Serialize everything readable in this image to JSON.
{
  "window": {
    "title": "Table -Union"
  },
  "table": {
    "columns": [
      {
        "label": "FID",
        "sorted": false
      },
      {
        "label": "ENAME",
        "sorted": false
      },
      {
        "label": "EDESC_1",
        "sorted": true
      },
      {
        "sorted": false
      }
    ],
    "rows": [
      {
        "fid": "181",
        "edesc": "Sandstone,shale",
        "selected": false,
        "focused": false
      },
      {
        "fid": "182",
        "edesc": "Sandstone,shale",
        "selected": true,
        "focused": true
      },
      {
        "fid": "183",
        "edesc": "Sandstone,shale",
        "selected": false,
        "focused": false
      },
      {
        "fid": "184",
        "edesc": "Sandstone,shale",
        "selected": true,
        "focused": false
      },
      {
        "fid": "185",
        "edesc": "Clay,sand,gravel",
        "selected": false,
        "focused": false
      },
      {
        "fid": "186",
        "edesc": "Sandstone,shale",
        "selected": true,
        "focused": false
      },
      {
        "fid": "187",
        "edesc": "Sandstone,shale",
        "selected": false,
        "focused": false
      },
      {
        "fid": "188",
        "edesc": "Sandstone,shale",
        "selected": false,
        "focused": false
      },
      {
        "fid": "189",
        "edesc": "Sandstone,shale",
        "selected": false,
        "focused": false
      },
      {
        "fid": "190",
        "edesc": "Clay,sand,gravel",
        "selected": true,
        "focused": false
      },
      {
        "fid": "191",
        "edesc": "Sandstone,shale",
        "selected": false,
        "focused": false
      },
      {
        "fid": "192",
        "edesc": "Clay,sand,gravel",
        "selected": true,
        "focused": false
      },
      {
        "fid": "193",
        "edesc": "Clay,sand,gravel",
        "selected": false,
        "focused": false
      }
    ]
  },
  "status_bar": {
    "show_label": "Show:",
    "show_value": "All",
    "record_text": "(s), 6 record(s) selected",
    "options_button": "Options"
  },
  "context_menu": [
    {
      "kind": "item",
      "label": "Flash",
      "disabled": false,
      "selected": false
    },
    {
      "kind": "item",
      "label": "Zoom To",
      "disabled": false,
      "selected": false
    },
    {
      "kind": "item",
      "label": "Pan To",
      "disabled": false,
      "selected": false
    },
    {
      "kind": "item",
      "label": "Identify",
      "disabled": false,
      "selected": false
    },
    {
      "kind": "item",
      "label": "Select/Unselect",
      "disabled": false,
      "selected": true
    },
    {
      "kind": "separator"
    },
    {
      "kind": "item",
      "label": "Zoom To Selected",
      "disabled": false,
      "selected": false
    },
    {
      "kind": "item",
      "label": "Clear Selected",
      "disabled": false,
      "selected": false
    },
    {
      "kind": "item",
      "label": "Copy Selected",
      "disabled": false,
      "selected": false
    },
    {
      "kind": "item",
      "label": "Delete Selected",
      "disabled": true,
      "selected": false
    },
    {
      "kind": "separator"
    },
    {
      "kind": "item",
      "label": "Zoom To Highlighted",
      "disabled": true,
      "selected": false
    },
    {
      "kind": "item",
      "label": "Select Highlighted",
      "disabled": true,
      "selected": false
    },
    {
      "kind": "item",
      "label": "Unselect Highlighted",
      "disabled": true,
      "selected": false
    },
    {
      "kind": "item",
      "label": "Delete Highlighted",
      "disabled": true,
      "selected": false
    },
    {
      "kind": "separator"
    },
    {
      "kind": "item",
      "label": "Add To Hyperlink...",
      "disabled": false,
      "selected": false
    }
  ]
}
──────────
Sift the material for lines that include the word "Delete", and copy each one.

      "label": "Delete Selected",
      "label": "Delete Highlighted",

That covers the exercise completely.